* [Work request]:
Images are to be excluded from the copy, and the records below reproduced word for word.

(Component data from apps and pages)
• • • •

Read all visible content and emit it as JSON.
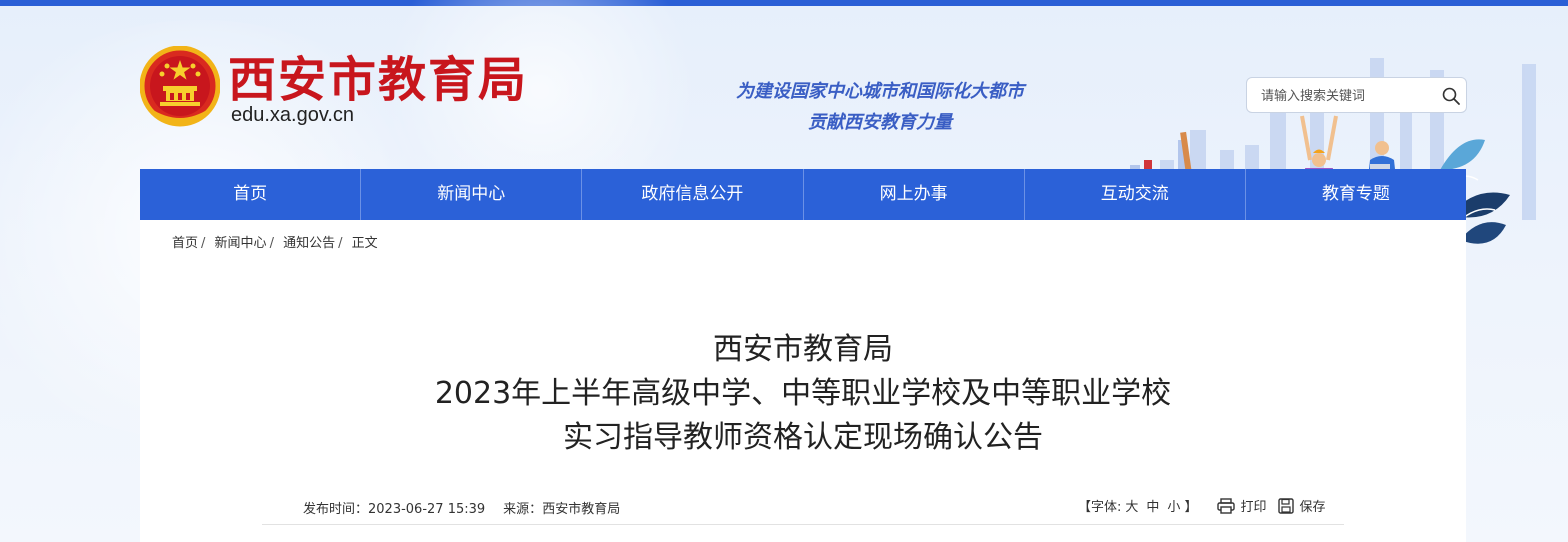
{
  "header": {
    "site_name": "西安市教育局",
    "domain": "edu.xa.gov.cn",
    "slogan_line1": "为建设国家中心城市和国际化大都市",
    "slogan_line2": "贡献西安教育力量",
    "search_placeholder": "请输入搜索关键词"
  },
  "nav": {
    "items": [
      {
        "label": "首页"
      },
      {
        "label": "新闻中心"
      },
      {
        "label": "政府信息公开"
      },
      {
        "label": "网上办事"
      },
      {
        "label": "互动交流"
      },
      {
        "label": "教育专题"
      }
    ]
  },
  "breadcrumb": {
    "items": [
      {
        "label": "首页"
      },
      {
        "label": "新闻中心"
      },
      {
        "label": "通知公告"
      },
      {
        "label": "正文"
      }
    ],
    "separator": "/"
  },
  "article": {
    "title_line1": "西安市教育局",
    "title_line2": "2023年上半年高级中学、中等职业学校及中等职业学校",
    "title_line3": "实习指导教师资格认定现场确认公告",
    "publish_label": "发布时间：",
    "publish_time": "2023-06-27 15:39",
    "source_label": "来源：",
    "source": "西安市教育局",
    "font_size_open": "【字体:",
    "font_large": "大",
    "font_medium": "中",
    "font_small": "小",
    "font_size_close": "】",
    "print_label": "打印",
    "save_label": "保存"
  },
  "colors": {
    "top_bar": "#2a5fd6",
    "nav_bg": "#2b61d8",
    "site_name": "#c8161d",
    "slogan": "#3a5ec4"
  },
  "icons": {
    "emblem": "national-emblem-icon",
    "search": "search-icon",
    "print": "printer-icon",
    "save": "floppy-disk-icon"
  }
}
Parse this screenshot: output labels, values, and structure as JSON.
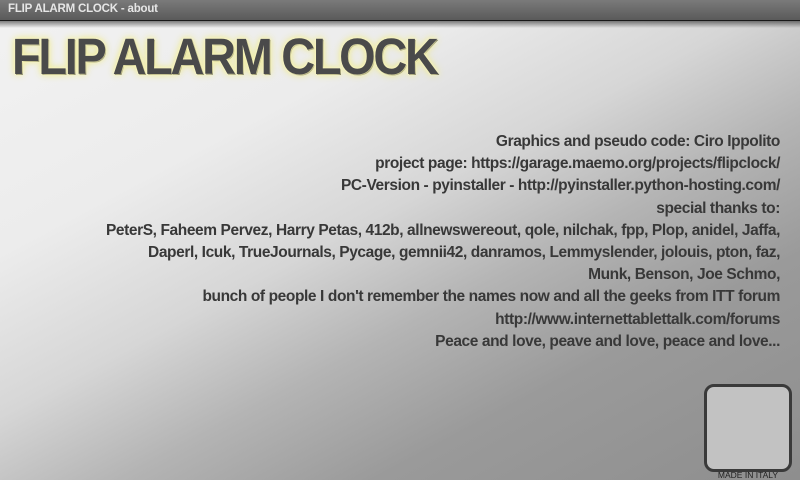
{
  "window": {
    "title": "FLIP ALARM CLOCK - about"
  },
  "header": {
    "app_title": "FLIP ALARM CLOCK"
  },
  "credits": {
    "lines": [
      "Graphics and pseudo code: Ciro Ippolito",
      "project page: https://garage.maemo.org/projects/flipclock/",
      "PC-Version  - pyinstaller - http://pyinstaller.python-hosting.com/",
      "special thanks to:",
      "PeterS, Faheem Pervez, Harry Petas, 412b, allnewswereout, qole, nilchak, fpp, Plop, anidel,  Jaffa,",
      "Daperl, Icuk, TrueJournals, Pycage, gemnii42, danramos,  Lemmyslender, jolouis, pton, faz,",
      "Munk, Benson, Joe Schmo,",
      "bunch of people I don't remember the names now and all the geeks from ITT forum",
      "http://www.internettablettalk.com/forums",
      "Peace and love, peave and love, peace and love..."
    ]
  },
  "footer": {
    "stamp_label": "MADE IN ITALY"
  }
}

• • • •

* [Solution to the exercise]:
Read all visible content and emit it as JSON.
{
  "header": {
    "site_name": "西安市教育局",
    "domain": "edu.xa.gov.cn",
    "slogan_line1": "为建设国家中心城市和国际化大都市",
    "slogan_line2": "贡献西安教育力量",
    "search_placeholder": "请输入搜索关键词"
  },
  "nav": {
    "items": [
      {
        "label": "首页"
      },
      {
        "label": "新闻中心"
      },
      {
        "label": "政府信息公开"
      },
      {
        "label": "网上办事"
      },
      {
        "label": "互动交流"
      },
      {
        "label": "教育专题"
      }
    ]
  },
  "breadcrumb": {
    "items": [
      {
        "label": "首页"
      },
      {
        "label": "新闻中心"
      },
      {
        "label": "通知公告"
      },
      {
        "label": "正文"
      }
    ],
    "separator": "/"
  },
  "article": {
    "title_line1": "西安市教育局",
    "title_line2": "2023年上半年高级中学、中等职业学校及中等职业学校",
    "title_line3": "实习指导教师资格认定现场确认公告",
    "publish_label": "发布时间：",
    "publish_time": "2023-06-27 15:39",
    "source_label": "来源：",
    "source": "西安市教育局",
    "font_size_open": "【字体:",
    "font_large": "大",
    "font_medium": "中",
    "font_small": "小",
    "font_size_close": "】",
    "print_label": "打印",
    "save_label": "保存"
  },
  "colors": {
    "top_bar": "#2a5fd6",
    "nav_bg": "#2b61d8",
    "site_name": "#c8161d",
    "slogan": "#3a5ec4"
  },
  "icons": {
    "emblem": "national-emblem-icon",
    "search": "search-icon",
    "print": "printer-icon",
    "save": "floppy-disk-icon"
  }
}
Parse this screenshot: output labels, values, and structure as JSON.
{
  "window": {
    "title": "FLIP ALARM CLOCK - about"
  },
  "header": {
    "app_title": "FLIP ALARM CLOCK"
  },
  "credits": {
    "lines": [
      "Graphics and pseudo code: Ciro Ippolito",
      "project page: https://garage.maemo.org/projects/flipclock/",
      "PC-Version  - pyinstaller - http://pyinstaller.python-hosting.com/",
      "special thanks to:",
      "PeterS, Faheem Pervez, Harry Petas, 412b, allnewswereout, qole, nilchak, fpp, Plop, anidel,  Jaffa,",
      "Daperl, Icuk, TrueJournals, Pycage, gemnii42, danramos,  Lemmyslender, jolouis, pton, faz,",
      "Munk, Benson, Joe Schmo,",
      "bunch of people I don't remember the names now and all the geeks from ITT forum",
      "http://www.internettablettalk.com/forums",
      "Peace and love, peave and love, peace and love..."
    ]
  },
  "footer": {
    "stamp_label": "MADE IN ITALY"
  }
}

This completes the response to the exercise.